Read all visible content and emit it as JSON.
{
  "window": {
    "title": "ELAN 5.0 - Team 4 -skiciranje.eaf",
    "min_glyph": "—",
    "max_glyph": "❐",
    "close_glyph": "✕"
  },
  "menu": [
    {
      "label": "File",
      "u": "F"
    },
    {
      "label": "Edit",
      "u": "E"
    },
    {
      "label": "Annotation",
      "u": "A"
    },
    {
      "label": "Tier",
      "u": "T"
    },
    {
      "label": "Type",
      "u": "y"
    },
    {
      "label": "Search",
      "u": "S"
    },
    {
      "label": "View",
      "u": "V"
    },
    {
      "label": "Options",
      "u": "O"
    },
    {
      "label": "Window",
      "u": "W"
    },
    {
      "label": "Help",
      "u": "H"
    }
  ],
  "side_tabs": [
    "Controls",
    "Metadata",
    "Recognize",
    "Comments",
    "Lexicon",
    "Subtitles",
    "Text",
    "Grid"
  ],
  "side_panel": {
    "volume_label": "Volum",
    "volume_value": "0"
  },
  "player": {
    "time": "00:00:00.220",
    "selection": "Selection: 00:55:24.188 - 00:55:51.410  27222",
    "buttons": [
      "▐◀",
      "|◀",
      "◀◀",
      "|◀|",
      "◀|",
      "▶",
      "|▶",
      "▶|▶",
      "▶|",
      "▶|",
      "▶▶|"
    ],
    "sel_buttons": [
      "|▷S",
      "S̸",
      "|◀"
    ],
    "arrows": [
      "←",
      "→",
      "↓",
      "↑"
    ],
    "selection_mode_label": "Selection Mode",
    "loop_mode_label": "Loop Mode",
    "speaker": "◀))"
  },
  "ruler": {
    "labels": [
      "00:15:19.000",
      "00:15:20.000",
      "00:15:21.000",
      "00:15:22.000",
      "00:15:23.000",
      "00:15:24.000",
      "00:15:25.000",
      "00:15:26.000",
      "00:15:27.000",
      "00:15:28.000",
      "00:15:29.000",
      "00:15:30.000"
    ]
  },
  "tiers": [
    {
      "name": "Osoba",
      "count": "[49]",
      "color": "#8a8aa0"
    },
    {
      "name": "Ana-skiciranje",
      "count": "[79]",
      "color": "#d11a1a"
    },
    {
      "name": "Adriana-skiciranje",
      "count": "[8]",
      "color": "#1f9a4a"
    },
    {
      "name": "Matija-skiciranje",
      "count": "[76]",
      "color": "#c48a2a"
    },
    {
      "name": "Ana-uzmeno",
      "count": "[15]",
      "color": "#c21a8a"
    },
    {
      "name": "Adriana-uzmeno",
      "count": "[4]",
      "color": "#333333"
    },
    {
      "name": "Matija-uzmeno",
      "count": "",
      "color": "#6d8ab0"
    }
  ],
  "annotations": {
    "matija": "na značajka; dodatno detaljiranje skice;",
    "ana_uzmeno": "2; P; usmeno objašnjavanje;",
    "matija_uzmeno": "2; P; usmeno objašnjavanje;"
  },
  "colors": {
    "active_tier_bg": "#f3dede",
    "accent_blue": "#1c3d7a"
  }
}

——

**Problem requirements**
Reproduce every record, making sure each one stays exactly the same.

**Answer to this problem**
Read all visible content and emit it as JSON.
{
  "window": {
    "title": "ELAN 5.0 - Team 4 -skiciranje.eaf",
    "min_glyph": "—",
    "max_glyph": "❐",
    "close_glyph": "✕"
  },
  "menu": [
    {
      "label": "File",
      "u": "F"
    },
    {
      "label": "Edit",
      "u": "E"
    },
    {
      "label": "Annotation",
      "u": "A"
    },
    {
      "label": "Tier",
      "u": "T"
    },
    {
      "label": "Type",
      "u": "y"
    },
    {
      "label": "Search",
      "u": "S"
    },
    {
      "label": "View",
      "u": "V"
    },
    {
      "label": "Options",
      "u": "O"
    },
    {
      "label": "Window",
      "u": "W"
    },
    {
      "label": "Help",
      "u": "H"
    }
  ],
  "side_tabs": [
    "Controls",
    "Metadata",
    "Recognize",
    "Comments",
    "Lexicon",
    "Subtitles",
    "Text",
    "Grid"
  ],
  "side_panel": {
    "volume_label": "Volum",
    "volume_value": "0"
  },
  "player": {
    "time": "00:00:00.220",
    "selection": "Selection: 00:55:24.188 - 00:55:51.410  27222",
    "buttons": [
      "▐◀",
      "|◀",
      "◀◀",
      "|◀|",
      "◀|",
      "▶",
      "|▶",
      "▶|▶",
      "▶|",
      "▶|",
      "▶▶|"
    ],
    "sel_buttons": [
      "|▷S",
      "S̸",
      "|◀"
    ],
    "arrows": [
      "←",
      "→",
      "↓",
      "↑"
    ],
    "selection_mode_label": "Selection Mode",
    "loop_mode_label": "Loop Mode",
    "speaker": "◀))"
  },
  "ruler": {
    "labels": [
      "00:15:19.000",
      "00:15:20.000",
      "00:15:21.000",
      "00:15:22.000",
      "00:15:23.000",
      "00:15:24.000",
      "00:15:25.000",
      "00:15:26.000",
      "00:15:27.000",
      "00:15:28.000",
      "00:15:29.000",
      "00:15:30.000"
    ]
  },
  "tiers": [
    {
      "name": "Osoba",
      "count": "[49]",
      "color": "#8a8aa0"
    },
    {
      "name": "Ana-skiciranje",
      "count": "[79]",
      "color": "#d11a1a"
    },
    {
      "name": "Adriana-skiciranje",
      "count": "[8]",
      "color": "#1f9a4a"
    },
    {
      "name": "Matija-skiciranje",
      "count": "[76]",
      "color": "#c48a2a"
    },
    {
      "name": "Ana-uzmeno",
      "count": "[15]",
      "color": "#c21a8a"
    },
    {
      "name": "Adriana-uzmeno",
      "count": "[4]",
      "color": "#333333"
    },
    {
      "name": "Matija-uzmeno",
      "count": "",
      "color": "#6d8ab0"
    }
  ],
  "annotations": {
    "matija": "na značajka; dodatno detaljiranje skice;",
    "ana_uzmeno": "2; P; usmeno objašnjavanje;",
    "matija_uzmeno": "2; P; usmeno objašnjavanje;"
  },
  "colors": {
    "active_tier_bg": "#f3dede",
    "accent_blue": "#1c3d7a"
  }
}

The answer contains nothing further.